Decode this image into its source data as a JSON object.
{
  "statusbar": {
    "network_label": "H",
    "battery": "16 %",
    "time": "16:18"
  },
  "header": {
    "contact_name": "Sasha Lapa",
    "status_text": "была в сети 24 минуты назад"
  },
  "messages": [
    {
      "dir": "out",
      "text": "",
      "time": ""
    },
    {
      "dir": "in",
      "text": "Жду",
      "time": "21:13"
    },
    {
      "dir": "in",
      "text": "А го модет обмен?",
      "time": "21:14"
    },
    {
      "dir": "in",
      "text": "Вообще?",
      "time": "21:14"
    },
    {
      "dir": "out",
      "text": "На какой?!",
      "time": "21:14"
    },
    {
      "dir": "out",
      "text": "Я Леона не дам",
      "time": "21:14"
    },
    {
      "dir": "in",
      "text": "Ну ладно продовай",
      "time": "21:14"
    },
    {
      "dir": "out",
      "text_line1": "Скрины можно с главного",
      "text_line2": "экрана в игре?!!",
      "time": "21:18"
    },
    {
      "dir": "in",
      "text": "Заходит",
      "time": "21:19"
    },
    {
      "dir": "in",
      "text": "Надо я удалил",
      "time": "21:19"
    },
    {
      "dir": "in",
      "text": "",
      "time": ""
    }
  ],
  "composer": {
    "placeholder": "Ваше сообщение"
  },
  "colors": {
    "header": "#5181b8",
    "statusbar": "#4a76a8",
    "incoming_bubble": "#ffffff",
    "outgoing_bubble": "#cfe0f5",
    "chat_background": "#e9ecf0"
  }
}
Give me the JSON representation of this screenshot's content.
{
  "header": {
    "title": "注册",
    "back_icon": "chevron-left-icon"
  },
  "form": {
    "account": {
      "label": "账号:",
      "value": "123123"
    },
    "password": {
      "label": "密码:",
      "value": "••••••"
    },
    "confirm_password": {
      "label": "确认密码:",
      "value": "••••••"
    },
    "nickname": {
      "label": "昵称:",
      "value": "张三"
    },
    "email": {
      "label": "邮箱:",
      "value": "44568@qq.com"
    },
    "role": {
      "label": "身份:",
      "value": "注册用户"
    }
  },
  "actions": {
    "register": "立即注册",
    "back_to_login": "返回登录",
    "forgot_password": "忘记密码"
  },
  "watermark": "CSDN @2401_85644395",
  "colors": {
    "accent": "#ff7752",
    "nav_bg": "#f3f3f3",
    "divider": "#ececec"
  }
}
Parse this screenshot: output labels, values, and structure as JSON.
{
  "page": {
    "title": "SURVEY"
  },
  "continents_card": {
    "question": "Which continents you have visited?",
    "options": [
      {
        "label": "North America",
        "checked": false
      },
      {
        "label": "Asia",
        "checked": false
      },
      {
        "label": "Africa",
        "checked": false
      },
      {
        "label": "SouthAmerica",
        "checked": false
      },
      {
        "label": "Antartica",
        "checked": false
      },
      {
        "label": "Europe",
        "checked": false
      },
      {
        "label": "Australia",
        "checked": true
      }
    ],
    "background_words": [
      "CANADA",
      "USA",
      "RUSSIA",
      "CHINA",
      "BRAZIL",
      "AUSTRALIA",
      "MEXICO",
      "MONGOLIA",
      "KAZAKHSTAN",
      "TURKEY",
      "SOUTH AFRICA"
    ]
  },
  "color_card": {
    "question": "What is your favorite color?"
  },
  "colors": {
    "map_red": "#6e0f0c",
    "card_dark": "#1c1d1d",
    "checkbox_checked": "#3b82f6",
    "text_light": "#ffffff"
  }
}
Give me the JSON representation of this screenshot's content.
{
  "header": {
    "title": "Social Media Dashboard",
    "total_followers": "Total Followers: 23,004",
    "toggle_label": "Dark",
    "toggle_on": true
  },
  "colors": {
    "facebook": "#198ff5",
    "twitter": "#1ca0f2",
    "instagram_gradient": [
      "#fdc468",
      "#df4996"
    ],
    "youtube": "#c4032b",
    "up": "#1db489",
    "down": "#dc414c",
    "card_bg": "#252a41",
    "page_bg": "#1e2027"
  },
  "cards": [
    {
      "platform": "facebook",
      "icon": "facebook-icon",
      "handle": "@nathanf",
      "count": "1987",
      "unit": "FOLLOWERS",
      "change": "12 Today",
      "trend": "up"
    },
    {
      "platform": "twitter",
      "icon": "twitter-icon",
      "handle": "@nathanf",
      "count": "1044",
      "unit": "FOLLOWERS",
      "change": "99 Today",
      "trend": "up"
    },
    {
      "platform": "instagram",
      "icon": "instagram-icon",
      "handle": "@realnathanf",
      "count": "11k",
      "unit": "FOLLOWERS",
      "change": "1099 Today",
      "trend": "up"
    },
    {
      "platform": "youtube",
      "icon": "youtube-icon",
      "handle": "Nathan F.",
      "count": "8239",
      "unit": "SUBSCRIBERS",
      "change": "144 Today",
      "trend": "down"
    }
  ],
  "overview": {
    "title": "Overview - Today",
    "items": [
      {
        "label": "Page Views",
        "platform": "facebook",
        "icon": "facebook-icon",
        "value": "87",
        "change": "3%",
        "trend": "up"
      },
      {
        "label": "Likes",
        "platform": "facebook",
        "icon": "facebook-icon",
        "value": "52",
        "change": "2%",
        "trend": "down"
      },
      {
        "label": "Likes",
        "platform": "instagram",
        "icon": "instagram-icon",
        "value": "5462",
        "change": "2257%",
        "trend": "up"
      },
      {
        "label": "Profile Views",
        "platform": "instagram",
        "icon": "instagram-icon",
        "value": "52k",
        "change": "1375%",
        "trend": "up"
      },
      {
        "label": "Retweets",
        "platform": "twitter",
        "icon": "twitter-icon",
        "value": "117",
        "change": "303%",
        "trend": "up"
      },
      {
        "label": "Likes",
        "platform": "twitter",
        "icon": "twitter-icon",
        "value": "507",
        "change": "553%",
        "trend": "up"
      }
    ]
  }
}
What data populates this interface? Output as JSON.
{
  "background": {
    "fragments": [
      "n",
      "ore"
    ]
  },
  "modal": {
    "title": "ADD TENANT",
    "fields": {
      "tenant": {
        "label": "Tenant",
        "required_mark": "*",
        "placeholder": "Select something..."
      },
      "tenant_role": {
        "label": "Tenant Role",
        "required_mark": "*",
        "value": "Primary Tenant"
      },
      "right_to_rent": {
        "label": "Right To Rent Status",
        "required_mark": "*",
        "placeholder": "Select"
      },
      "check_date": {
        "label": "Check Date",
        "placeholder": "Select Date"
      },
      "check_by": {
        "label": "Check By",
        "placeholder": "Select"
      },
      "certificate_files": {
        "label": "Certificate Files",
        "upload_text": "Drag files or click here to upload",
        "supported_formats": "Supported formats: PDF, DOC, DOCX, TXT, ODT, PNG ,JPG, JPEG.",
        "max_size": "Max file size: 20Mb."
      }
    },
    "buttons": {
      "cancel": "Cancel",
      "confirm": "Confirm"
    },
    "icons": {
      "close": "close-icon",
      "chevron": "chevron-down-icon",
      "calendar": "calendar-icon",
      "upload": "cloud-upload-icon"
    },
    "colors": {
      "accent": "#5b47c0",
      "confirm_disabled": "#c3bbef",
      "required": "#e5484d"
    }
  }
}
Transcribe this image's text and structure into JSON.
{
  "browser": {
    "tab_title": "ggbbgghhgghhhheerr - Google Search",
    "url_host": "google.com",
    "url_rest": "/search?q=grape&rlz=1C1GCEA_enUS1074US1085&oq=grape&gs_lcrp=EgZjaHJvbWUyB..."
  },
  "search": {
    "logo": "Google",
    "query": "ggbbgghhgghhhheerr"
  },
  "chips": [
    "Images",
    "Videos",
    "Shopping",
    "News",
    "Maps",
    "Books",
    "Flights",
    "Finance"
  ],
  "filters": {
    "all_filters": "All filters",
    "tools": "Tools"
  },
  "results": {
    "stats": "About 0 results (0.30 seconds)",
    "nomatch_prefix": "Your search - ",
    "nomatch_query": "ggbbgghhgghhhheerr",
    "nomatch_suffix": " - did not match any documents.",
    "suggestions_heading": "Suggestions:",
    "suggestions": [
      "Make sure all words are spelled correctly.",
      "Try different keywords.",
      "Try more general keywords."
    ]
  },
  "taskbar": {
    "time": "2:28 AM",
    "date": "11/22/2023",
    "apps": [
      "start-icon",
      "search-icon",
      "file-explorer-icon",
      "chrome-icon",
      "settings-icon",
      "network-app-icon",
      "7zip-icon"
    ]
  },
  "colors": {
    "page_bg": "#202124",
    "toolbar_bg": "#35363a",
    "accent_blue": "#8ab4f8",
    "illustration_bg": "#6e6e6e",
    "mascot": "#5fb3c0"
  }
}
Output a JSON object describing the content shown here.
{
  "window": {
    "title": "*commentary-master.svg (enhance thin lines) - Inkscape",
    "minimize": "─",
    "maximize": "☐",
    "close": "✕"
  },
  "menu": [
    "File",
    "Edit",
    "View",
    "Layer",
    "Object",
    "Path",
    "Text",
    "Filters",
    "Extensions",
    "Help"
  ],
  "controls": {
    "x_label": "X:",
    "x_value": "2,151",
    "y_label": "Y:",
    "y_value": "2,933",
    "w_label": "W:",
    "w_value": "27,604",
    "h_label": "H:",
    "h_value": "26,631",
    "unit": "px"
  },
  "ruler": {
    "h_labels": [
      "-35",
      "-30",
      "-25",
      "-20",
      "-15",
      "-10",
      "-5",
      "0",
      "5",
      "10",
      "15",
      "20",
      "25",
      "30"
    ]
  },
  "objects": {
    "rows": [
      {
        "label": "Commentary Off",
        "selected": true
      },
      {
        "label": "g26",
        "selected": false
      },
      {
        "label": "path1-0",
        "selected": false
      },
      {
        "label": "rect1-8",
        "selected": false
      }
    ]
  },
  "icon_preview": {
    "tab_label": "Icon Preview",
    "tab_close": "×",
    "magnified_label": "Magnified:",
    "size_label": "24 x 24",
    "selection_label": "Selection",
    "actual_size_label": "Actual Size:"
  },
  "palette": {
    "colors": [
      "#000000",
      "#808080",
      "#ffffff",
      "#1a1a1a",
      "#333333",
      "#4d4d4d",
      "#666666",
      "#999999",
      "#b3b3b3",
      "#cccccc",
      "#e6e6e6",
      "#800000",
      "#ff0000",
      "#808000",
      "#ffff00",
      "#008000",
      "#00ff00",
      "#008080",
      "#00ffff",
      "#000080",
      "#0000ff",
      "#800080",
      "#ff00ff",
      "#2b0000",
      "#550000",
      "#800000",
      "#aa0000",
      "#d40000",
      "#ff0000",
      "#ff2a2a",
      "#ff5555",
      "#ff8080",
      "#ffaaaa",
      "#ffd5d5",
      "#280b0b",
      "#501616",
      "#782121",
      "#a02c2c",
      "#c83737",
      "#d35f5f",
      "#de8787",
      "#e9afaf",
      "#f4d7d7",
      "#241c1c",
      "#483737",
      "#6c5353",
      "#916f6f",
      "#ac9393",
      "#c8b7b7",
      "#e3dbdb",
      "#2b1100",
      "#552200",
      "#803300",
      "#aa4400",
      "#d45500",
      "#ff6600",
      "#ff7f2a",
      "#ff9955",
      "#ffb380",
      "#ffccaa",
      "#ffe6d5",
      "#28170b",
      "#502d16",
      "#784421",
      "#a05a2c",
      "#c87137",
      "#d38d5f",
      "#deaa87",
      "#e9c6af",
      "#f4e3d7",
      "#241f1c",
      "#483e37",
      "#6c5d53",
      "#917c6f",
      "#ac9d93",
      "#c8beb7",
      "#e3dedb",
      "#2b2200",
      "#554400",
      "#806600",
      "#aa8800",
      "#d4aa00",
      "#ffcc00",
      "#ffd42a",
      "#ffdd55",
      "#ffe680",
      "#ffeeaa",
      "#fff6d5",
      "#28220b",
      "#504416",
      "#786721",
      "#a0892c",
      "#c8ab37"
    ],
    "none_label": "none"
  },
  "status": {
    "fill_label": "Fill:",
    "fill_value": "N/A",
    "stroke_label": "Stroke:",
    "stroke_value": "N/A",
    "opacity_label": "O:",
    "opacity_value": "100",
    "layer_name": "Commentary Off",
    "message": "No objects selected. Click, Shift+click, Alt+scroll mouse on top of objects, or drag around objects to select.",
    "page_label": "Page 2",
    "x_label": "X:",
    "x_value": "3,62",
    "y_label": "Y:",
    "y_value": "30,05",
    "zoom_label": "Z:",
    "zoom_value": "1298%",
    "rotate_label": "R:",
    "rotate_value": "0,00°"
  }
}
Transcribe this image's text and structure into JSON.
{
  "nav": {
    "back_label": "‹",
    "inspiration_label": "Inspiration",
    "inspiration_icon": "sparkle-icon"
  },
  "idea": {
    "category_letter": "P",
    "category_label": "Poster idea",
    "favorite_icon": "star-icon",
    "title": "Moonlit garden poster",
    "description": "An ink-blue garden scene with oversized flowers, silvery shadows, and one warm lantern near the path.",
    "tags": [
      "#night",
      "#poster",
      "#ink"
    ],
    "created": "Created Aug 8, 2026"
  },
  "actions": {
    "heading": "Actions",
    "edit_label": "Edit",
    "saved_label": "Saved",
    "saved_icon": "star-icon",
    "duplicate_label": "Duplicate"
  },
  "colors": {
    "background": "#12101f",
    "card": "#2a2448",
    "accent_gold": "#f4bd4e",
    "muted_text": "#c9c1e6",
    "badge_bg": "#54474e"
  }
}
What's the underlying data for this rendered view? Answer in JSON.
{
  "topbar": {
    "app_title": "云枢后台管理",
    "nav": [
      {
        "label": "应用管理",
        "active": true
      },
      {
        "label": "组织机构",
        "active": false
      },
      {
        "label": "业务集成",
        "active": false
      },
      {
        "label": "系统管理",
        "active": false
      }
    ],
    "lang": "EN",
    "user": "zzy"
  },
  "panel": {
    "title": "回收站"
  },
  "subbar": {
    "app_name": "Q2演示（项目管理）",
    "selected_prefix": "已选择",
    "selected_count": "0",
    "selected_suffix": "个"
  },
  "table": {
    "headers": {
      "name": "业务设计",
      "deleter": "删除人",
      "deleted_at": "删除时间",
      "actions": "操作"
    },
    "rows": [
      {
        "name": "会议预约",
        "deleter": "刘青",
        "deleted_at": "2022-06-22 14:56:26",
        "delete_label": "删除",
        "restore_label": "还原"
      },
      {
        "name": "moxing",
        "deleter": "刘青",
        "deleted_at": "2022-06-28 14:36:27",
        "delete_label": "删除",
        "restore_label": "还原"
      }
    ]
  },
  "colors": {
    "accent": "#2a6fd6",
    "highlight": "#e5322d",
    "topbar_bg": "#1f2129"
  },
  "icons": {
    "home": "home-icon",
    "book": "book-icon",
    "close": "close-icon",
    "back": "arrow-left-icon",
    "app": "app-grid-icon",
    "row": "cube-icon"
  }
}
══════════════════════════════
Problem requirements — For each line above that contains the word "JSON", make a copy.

Problem solution —
Decode this image into its source data as a JSON object.
Give me the JSON representation of this screenshot's content.
Parse this screenshot: output labels, values, and structure as JSON.
Give me the JSON representation of this screenshot's content.
What data populates this interface? Output as JSON.
Transcribe this image's text and structure into JSON.
Output a JSON object describing the content shown here.
Transcribe this image's text and structure into JSON.
What's the underlying data for this rendered view? Answer in JSON.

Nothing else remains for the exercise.